[Frontiers in Bioscience S4, 300-320, January 1, 2012]

Operation 'p53 Hunt' to combat cancer: Theaflavins in action

Suchismita Mohanty1, Arghya Adhikary1, Samik Chakrabarty1, Gaurisankar Sa1, Tanya Das1

1Division of Molecular Medicine, Bose Institute, P1/12 CIT Scheme VIIM, Kolkata, India


1. Abstract
2. Introduction
3. Theaflavins leading the anti-cancer operation
4. p53: The guardian of genome
4.1. Wild-type p53 'handcuffs' Cancer
4.1.2. Tumor metabolism: p53 empties the fuel tank
4.1.3. Angiogenesis: p53 blocks fuel supply
4.1.4. Metastasis: p53 halts the race
4.1.5. Apoptosis: p53 bringing the end nearer
4.1.6. Drug resistance and cancer therapeutics: p53 overcomes the challenge
4.2. Inactivation impairs wild-type p53 functions
4.3. Mutant p53: When the savior becomes the slayer
4.3.1. Mutant p53 sustains energy
4.3.2. Mutant p53 supplies fuel in excess
4.3.3. Mutant p53 accelerates the race
4.3.4. Mutant p53 overpowers death
4.3.5. Mutant p53 strengthens drug resistance
5. Theaflavins exploit p53 during the anti-cancer operation
5.1. Theaflavins targeting wild-type p53
5.1.1. Depriving of currency for growth
5.1.2. Inhibiting nutrient supply
5.1.3. Halting the parade
5.1.4. Targeting the absence
5.1.5. Overpowering disobedience
5.2. Theaflavins in absence of wild-type p53
6. Cancer stem cells: p53 breaking down tumor's engine
7. Can theaflavins up root the 'root of all evils' by targeting p53? : A hypothesis
8. Concluding remarks
9. Acknowledgment
10. References

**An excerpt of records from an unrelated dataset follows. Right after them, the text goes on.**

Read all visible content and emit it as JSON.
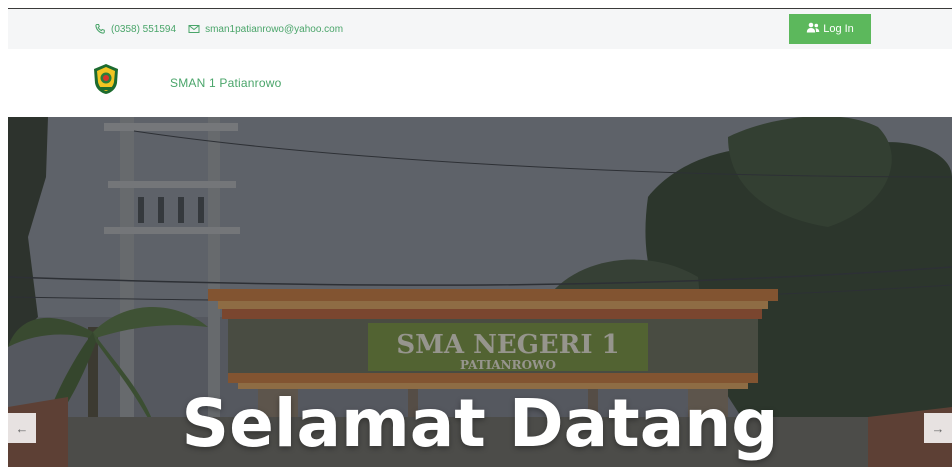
{
  "topbar": {
    "phone": "(0358) 551594",
    "email": "sman1patianrowo@yahoo.com",
    "login_label": "Log In"
  },
  "header": {
    "site_title": "SMAN 1 Patianrowo"
  },
  "hero": {
    "title": "Selamat Datang",
    "sign_line1": "SMA NEGERI 1",
    "sign_line2": "PATIANROWO",
    "prev_arrow": "←",
    "next_arrow": "→"
  },
  "colors": {
    "accent_green": "#4aa56a",
    "button_green": "#5cb85c",
    "topbar_bg": "#f5f6f7"
  },
  "icons": {
    "phone": "phone-icon",
    "email": "mail-icon",
    "login": "users-icon",
    "logo": "school-logo"
  }
}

With phytochemicals executing a plethora of anti-tumor mechanisms, targeting the 'guardian angel' p53 appears to be a critical strategy to energize the process of cancer therapeutics. Regulation of anti-tumor p53 functions by dietary plant polyphenols particularly black tea and its active component theaflavins has gained immense recognition from the point of view of both efficacy and safety. This review highlights the complexities of p53 functions, molecular mechanisms of its inactivation in cancer, and therapeutic strategies for rescuing p53 dysfunction in tumors using theaflavins. It describes how theaflavins, by steering a single molecular target - p53, regulate multiple hallmarks of carcinogenesis i.e., tumor glycolysis, angiogenesis, metastasis, apoptosis and drug resistance. Additionally, considering the rising of the current concept of cancer stem cells (CSCs), the sole participant in tumor evolution, the review discusses about the possible role of theaflavin-p53 cross talk in targeting CSCs. Such attempts to target the complexities of p53 functions during neogenesis will be of immense help in developing a "new" strategy for successful cancer prevention and therapy by theaflavins.